What amazed Spieth — annoyed him, really — was how Mickelson handed the club to his caddie and pinched the bill of his cap to acknowledge the gallery. That’s it. He made it look as though it was no big deal.

“I would have gone to Michael and said, ‘That was sick,‘” Spieth said, referring to his caddie, Michael Greller. And for the next few minutes, Spieth and Mickelson debated whether the shot deserved a stronger reaction than Lefty allowed.

A few holes later, Mickelson gave an illustration.

“Let me show you a special shot for this championship,” he said in a mock Scottish brogue, perhaps forgetting that Royal Birkdale is in England.

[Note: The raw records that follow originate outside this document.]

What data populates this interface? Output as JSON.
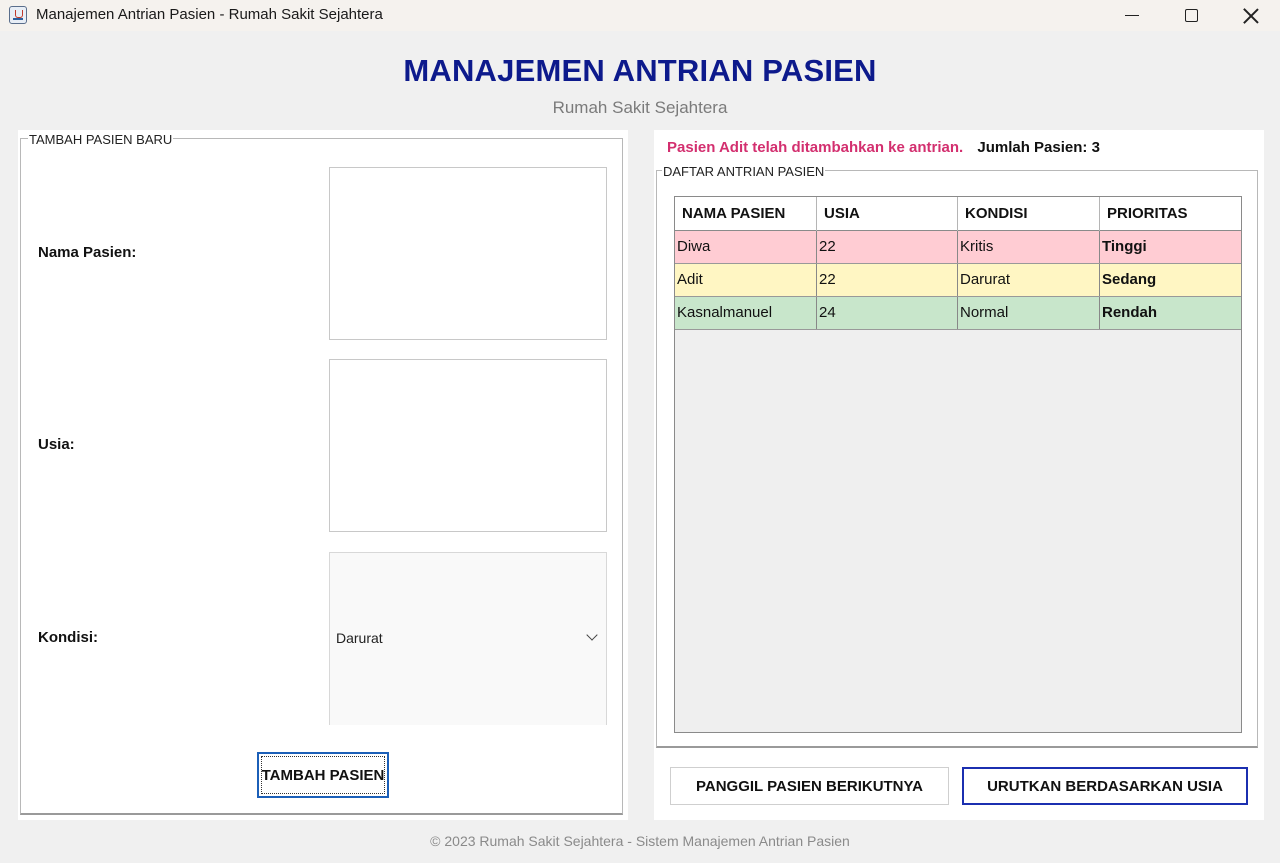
{
  "window": {
    "title": "Manajemen Antrian Pasien - Rumah Sakit Sejahtera",
    "icon": "java-cup-icon"
  },
  "header": {
    "title": "MANAJEMEN ANTRIAN PASIEN",
    "subtitle": "Rumah Sakit Sejahtera"
  },
  "form": {
    "legend": "TAMBAH PASIEN BARU",
    "name_label": "Nama Pasien:",
    "name_value": "",
    "age_label": "Usia:",
    "age_value": "",
    "condition_label": "Kondisi:",
    "condition_value": "Darurat",
    "add_button": "TAMBAH PASIEN"
  },
  "status": {
    "message": "Pasien Adit telah ditambahkan ke antrian.",
    "count": "Jumlah Pasien: 3"
  },
  "queue": {
    "legend": "DAFTAR ANTRIAN PASIEN",
    "columns": [
      "NAMA PASIEN",
      "USIA",
      "KONDISI",
      "PRIORITAS"
    ],
    "rows": [
      {
        "name": "Diwa",
        "age": "22",
        "condition": "Kritis",
        "priority": "Tinggi",
        "color": "#ffccd3"
      },
      {
        "name": "Adit",
        "age": "22",
        "condition": "Darurat",
        "priority": "Sedang",
        "color": "#fff6c3"
      },
      {
        "name": "Kasnalmanuel",
        "age": "24",
        "condition": "Normal",
        "priority": "Rendah",
        "color": "#c8e6cb"
      }
    ]
  },
  "buttons": {
    "next": "PANGGIL PASIEN BERIKUTNYA",
    "sort": "URUTKAN BERDASARKAN USIA"
  },
  "footer": "© 2023 Rumah Sakit Sejahtera - Sistem Manajemen Antrian Pasien",
  "colors": {
    "title": "#0d1a8c",
    "status_message": "#d32f6f",
    "accent_border": "#1b2fb0"
  }
}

He dropped five balls down on the tight turf to the right of the green on the par-3 seventh hole. A few yards in front of him was a pot bunker. A few yards behind the bunker was a ridge that ran down about 10 feet to where his caddie had placed a hole-sized placard as the target.

Mickelson had a 64-degree wedge that he laid so far open that the face was parallel to the ground, and he took a full swing. From the thump of the turf came a shot straight up in the air and over the bunker, rolling out slowly to about 4 feet. And then he hit another just like it. And another. And then two more, all perfect.

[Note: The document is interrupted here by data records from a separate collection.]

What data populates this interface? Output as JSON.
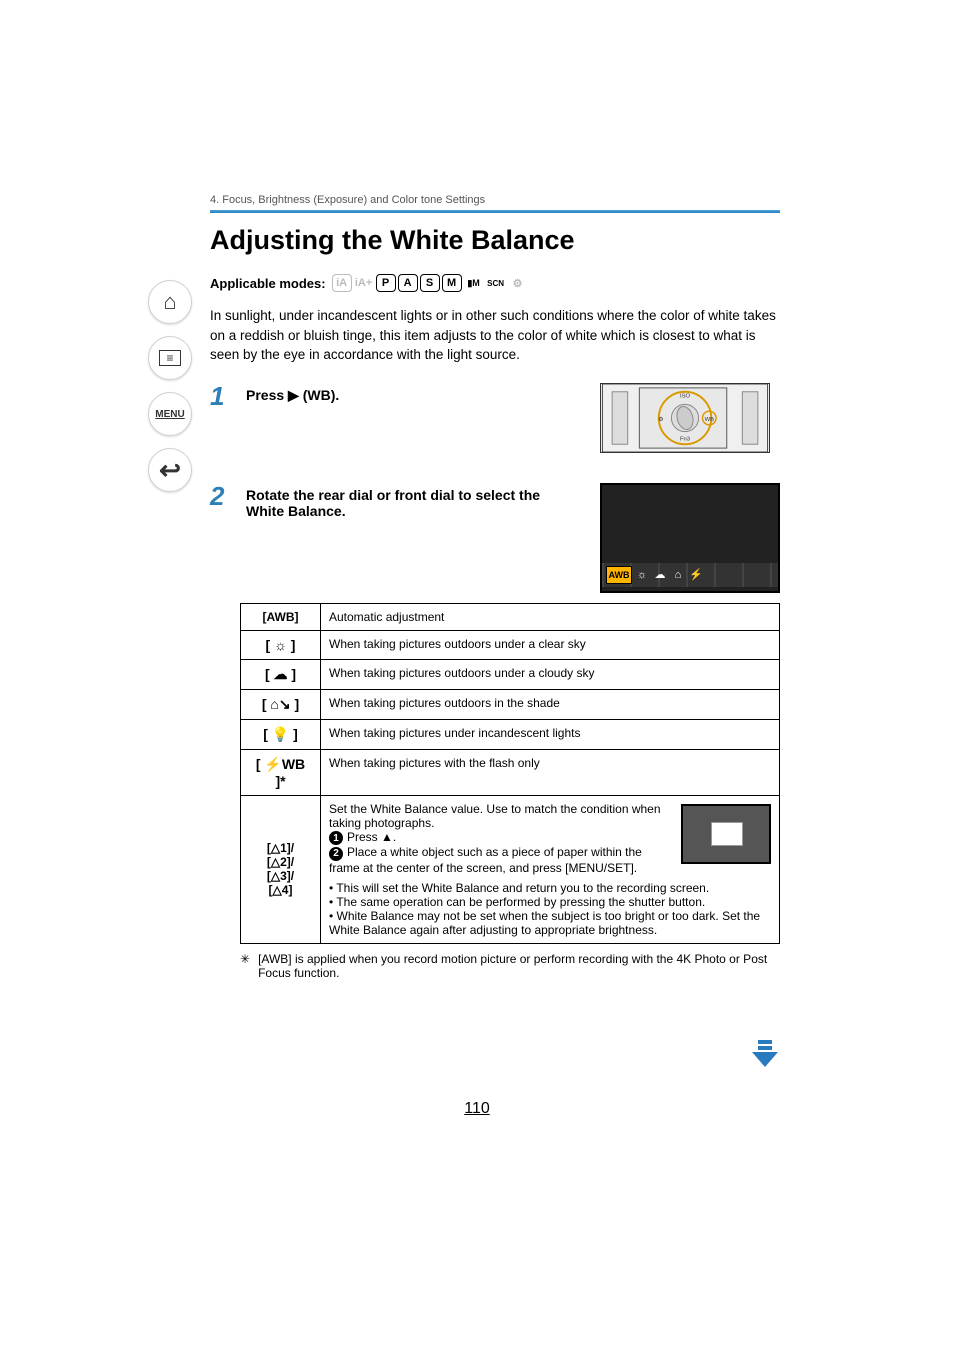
{
  "sidebar": {
    "home": "⌂",
    "toc": "≡",
    "menu": "MENU",
    "back": "↩"
  },
  "breadcrumb": "4. Focus, Brightness (Exposure) and Color tone Settings",
  "title": "Adjusting the White Balance",
  "applicable_label": "Applicable modes:",
  "modes": [
    "iA",
    "iA+",
    "P",
    "A",
    "S",
    "M",
    "▮M",
    "SCN",
    "⚙"
  ],
  "modes_disabled": [
    true,
    true,
    false,
    false,
    false,
    false,
    false,
    false,
    true
  ],
  "intro": "In sunlight, under incandescent lights or in other such conditions where the color of white takes on a reddish or bluish tinge, this item adjusts to the color of white which is closest to what is seen by the eye in accordance with the light source.",
  "step1": {
    "num": "1",
    "text_a": "Press ▶ (",
    "text_b": "WB",
    "text_c": ")."
  },
  "step2": {
    "num": "2",
    "text": "Rotate the rear dial or front dial to select the White Balance."
  },
  "dial_labels": {
    "top": "ISO",
    "left": "⚙",
    "right": "WB",
    "bottom": "Fn3"
  },
  "wb_selector": {
    "label": "WB",
    "selected": "AWB",
    "opts": [
      "☼",
      "☁",
      "⌂",
      "⚡"
    ]
  },
  "table": {
    "rows": [
      {
        "key": "[AWB]",
        "desc": "Automatic adjustment"
      },
      {
        "key": "[ ☼ ]",
        "desc": "When taking pictures outdoors under a clear sky"
      },
      {
        "key": "[ ☁ ]",
        "desc": "When taking pictures outdoors under a cloudy sky"
      },
      {
        "key": "[ ⌂↘ ]",
        "desc": "When taking pictures outdoors in the shade"
      },
      {
        "key": "[ 💡 ]",
        "desc": "When taking pictures under incandescent lights"
      },
      {
        "key": "[ ⚡WB ]*",
        "desc": "When taking pictures with the flash only"
      }
    ],
    "custom": {
      "key_parts": [
        "[△1]/",
        "[△2]/",
        "[△3]/",
        "[△4]"
      ],
      "intro": "Set the White Balance value. Use to match the condition when taking photographs.",
      "s1": "Press ▲.",
      "s2": "Place a white object such as a piece of paper within the frame at the center of the screen, and press [MENU/SET].",
      "b1": "• This will set the White Balance and return you to the recording screen.",
      "b2": "• The same operation can be performed by pressing the shutter button.",
      "b3": "• White Balance may not be set when the subject is too bright or too dark. Set the White Balance again after adjusting to appropriate brightness."
    }
  },
  "footnote_star": "✳",
  "footnote": "[AWB] is applied when you record motion picture or perform recording with the 4K Photo or Post Focus function.",
  "pagenum": "110"
}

He saw the shot because he knew he could hit the shot.

Mickelson thought back to the third round of the Masters in 2012 when he went over the green on the par-5 15th hole. Instead of a chip-and-run up the slope and onto the green, or even the supposedly “safe” route of hitting putter, Mickelson opened the face of his 64-degree wedge and hit a full flop shot to about 4 feet for birdie.

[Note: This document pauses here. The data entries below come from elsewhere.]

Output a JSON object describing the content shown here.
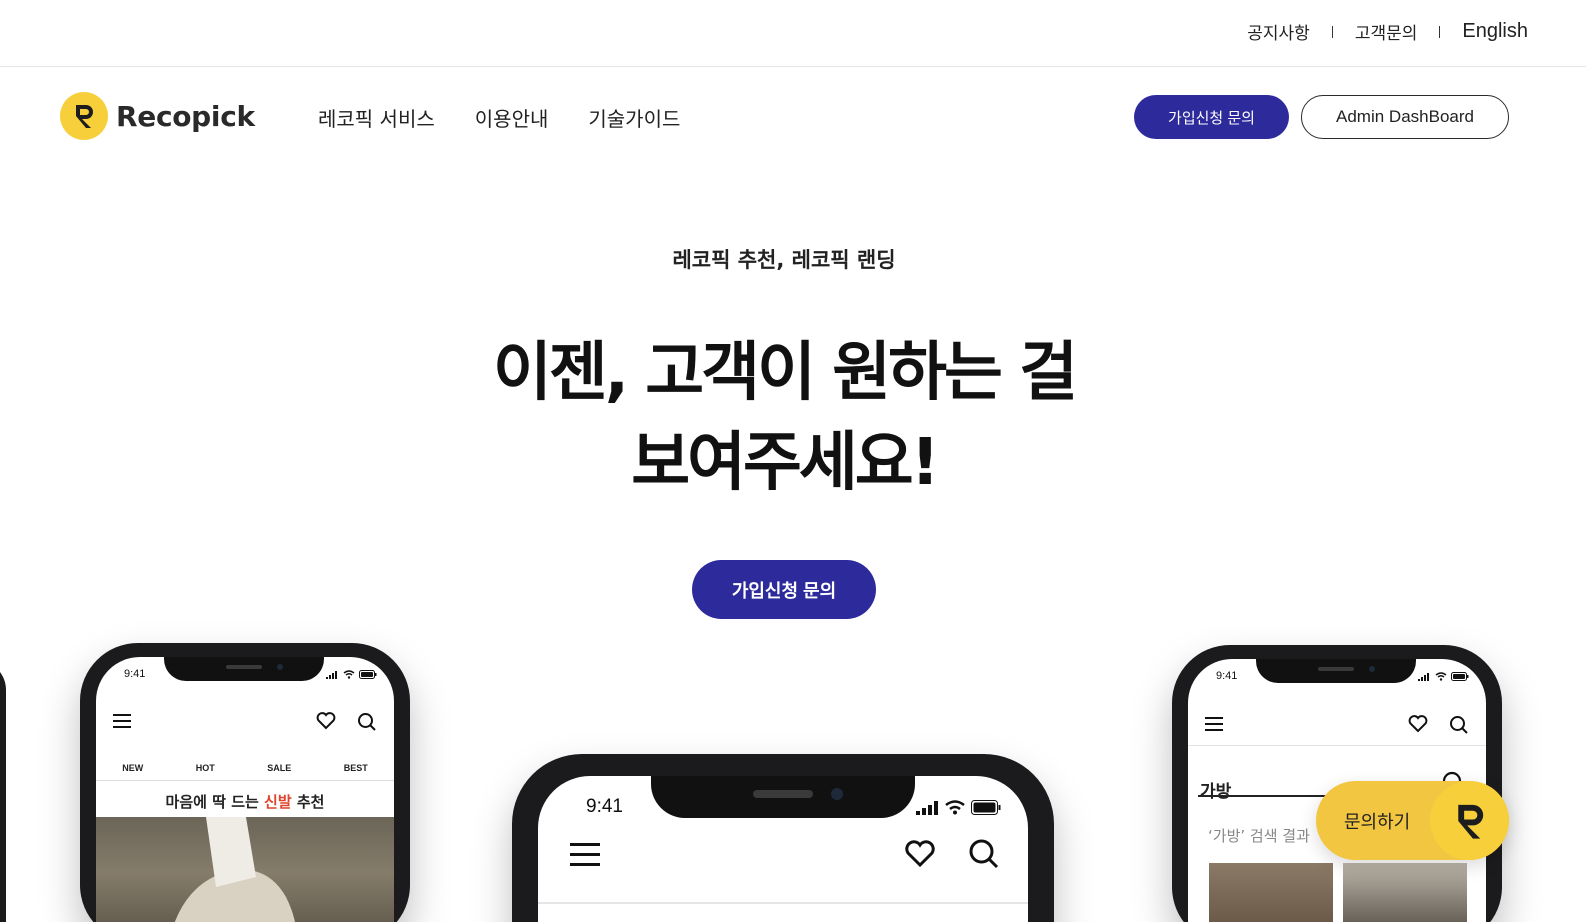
{
  "utility_nav": {
    "notice": "공지사항",
    "support": "고객문의",
    "language": "English"
  },
  "header": {
    "logo_text": "Recopick",
    "menu": [
      {
        "label": "레코픽 서비스"
      },
      {
        "label": "이용안내"
      },
      {
        "label": "기술가이드"
      }
    ],
    "join_button": "가입신청 문의",
    "admin_button": "Admin DashBoard"
  },
  "hero": {
    "eyebrow": "레코픽 추천, 레코픽 랜딩",
    "title_line1": "이젠, 고객이 원하는 걸",
    "title_line2": "보여주세요!",
    "cta": "가입신청 문의"
  },
  "phones": {
    "left": {
      "time": "9:41",
      "tabs": [
        "NEW",
        "HOT",
        "SALE",
        "BEST"
      ],
      "promo_prefix": "마음에 딱 드는 ",
      "promo_highlight": "신발",
      "promo_suffix": " 추천"
    },
    "center": {
      "time": "9:41"
    },
    "right": {
      "time": "9:41",
      "search_title": "가방",
      "result_text": "‘가방’ 검색 결과"
    }
  },
  "floating": {
    "inquiry_label": "문의하기"
  },
  "colors": {
    "primary": "#2d2a9c",
    "accent_yellow": "#f6cf3b",
    "highlight_red": "#e0442d"
  },
  "icons": [
    "menu-icon",
    "heart-icon",
    "search-icon",
    "signal-icon",
    "wifi-icon",
    "battery-icon",
    "recopick-logo-icon"
  ]
}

“No one hits that shot,” CBS analyst Nick Faldo exclaimed on the telecast. “No one.“

Phil does.

He knew that at worst with that flop shot, it would go a little long but have enough spin that it wouldn’t roll out. But if he were to take the putter, he would have had to aim more to the left. And if he hit it too hard, it could have rolled all the way off the green and possibly into the water. So in his mind, he played it safe.

It just looked incredibly risky.

“I never saw that high flop shot from there,” said Peter Hanson, who was in a similar spot in the group before Mickelson arrived.

That was Mickelson’s point.

It’s all about what a player can see, and that’s not always the same as others. His math is different, even if he doesn’t always get the result right.

One case would be Bay Hill in 2002 when Mickelson was one shot behind Tiger Woods and in the trees right of the fairway on the par-5 16th. Instead of punching out, where it could have run through the firm fairway and into more rough, he tried a 4-iron under the branches, over the water and onto the green.

He only got the first part right. The ball found the water. A bad decision. Mickelson said it was only bad execution.

An hour after the tournament was over, a magazine writer came back into the media center and said he had visited the site and seen the divot, and that Mickelson had no shot. Of course he didn’t. The writer doesn’t play golf like Mickelson, so he couldn’t see it.

Mickelson said for years he has been amused to read about these high-risk shots, when to him it was really the only shot that made sense.

That won’t change his reputation, of course.

“Players still look at him as high risk,” Spieth said. “He can make shots look more difficult than they need to be. But that’s why he’s so fun to watch. That’s why he’s ‘Phil the Thrill.‘“

High risk? It sure can look that way, just not to Mickelson.

High thrills? No one will argue that.

This article was written by Doug Ferguson from The Associated Press and was legally licensed through the NewsCred publisher network. Please direct all licensing questions to